Street View in Google Maps features an Oceans section that makes it possible to see panoramic views of stunning underwater hotspots as well as famous shipwrecks from your computer or mobile device.

Google recently added several new locations to its collection, according to TechCrunch. You can now explore crystal clear, 360-degree views around Monaco, Cancun and Isla Mujeres from the comfort of your home.

Other new additions in Street View’s Oceans include the Santa Rosa Wall off Cozumel, Sian Ka’an (a UNESCO World Heritage Site), and an impressive shot of whale sharks at Isla Contoy off Mexico.

Who Is Gathering Those Panoramic Photos?

underwater street viewTo gather the eye-catching images needed for this project, Google partnered with Catlin Seaview Survey, a group dedicated to recording the condition of the world’s coral reefs in high-resolution, panoramic shots. Catlin Seaview Survey started capturing these visual records back in September 2012 with the Great Barrier Reef and makes their data available to the public in the Catlin Global Reef Record.

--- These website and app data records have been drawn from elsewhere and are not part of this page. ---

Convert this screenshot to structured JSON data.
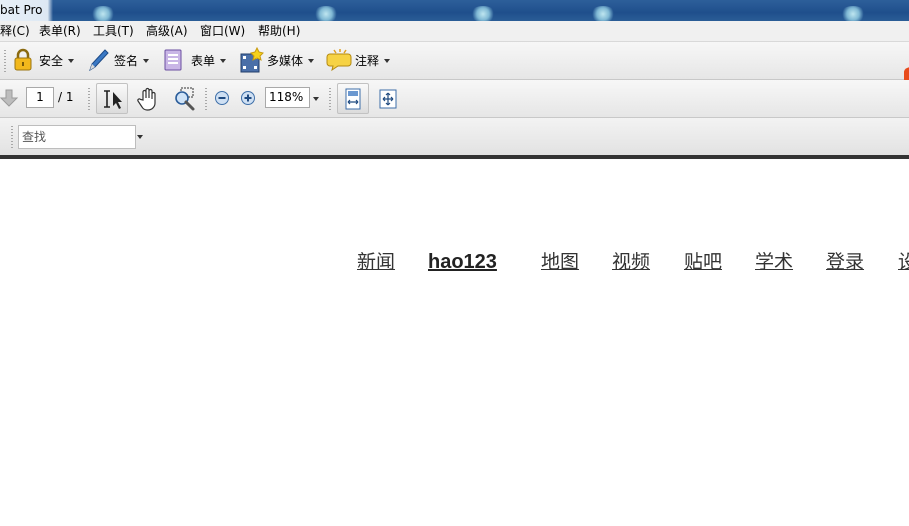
{
  "window": {
    "title": "bat Pro"
  },
  "menu": [
    "释(C)",
    "表单(R)",
    "工具(T)",
    "高级(A)",
    "窗口(W)",
    "帮助(H)"
  ],
  "toolbar1": {
    "security_label": "安全",
    "sign_label": "签名",
    "forms_label": "表单",
    "multimedia_label": "多媒体",
    "comment_label": "注释"
  },
  "toolbar2": {
    "page_current": "1",
    "page_total": "/ 1",
    "zoom": "118%"
  },
  "toolbar3": {
    "find_placeholder": "查找"
  },
  "page": {
    "links": [
      "新闻",
      "hao123",
      "地图",
      "视频",
      "贴吧",
      "学术",
      "登录",
      "设"
    ]
  },
  "colors": {
    "titlebar": "#1f4f8c",
    "toolbar": "#ececec",
    "link_text": "#333333"
  }
}
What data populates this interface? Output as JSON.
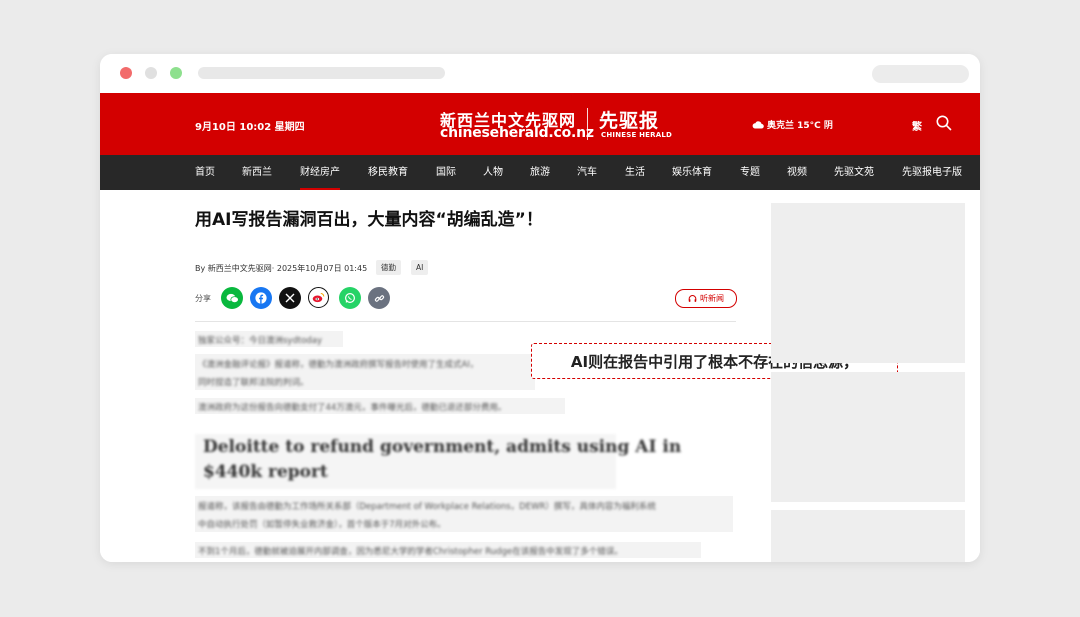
{
  "header": {
    "datetime": "9月10日 10:02  星期四",
    "logo_cn": "新西兰中文先驱网",
    "logo_en": "chineseherald.co.nz",
    "brand_cn": "先驱报",
    "brand_en": "CHINESE HERALD",
    "weather": "奥克兰 15°C 阴",
    "traditional_toggle": "繁"
  },
  "nav": [
    "首页",
    "新西兰",
    "财经房产",
    "移民教育",
    "国际",
    "人物",
    "旅游",
    "汽车",
    "生活",
    "娱乐体育",
    "专题",
    "视频",
    "先驱文苑",
    "先驱报电子版"
  ],
  "nav_active": "财经房产",
  "article": {
    "title": "用AI写报告漏洞百出，大量内容“胡编乱造”！",
    "byline": "By 新西兰中文先驱网· 2025年10月07日 01:45",
    "tags": [
      "德勤",
      "AI"
    ],
    "share_label": "分享",
    "listen_label": "听新闻",
    "body": [
      "独家公众号：今日澳洲sydtoday",
      "《澳洲金融评论报》报道称，德勤为澳洲政府撰写报告时使用了生成式AI，",
      "同时捏造了联邦法院的判词。",
      "澳洲政府为这份报告向德勤支付了44万澳元，事件曝光后，德勤已退还部分费用。",
      "报道称，该报告由德勤为工作场所关系部（Department of Workplace Relations，DEWR）撰写，具体内容为福利系统",
      "中自动执行处罚（如暂停失业救济金），首个版本于7月对外公布。",
      "不到1个月后，德勤就被迫展开内部调查，因为悉尼大学的学者Christopher Rudge在该报告中发现了多个错误。"
    ],
    "quote": [
      "Deloitte to refund government, admits using AI in",
      "$440k report"
    ]
  },
  "callout": "AI则在报告中引用了根本不存在的信息源，",
  "colors": {
    "brand_red": "#d30000",
    "nav_bg": "#282828",
    "wechat": "#09b83e",
    "facebook": "#1877f2",
    "x": "#111111",
    "whatsapp": "#25d366",
    "link": "#6b7280"
  }
}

To take these pictures, divers use special underwater cameras and take between 3,000 and 4,000 images per dive on their expeditions, TechCrunch explained. Each day, the diving team made three dives that lasted about an hour each while working on this project. Google hopes to increase the number of underwater Street View images available over the next few years.

Consider a Career in Commercial Diving

Ever considered a career in commercial diving? The Divers Institute of Technology can help you prepare for a globally marketable career in commercial diving or underwater welding in just seven months! For more information about commercial diving programs call us at 800-634-8377 or contact us online.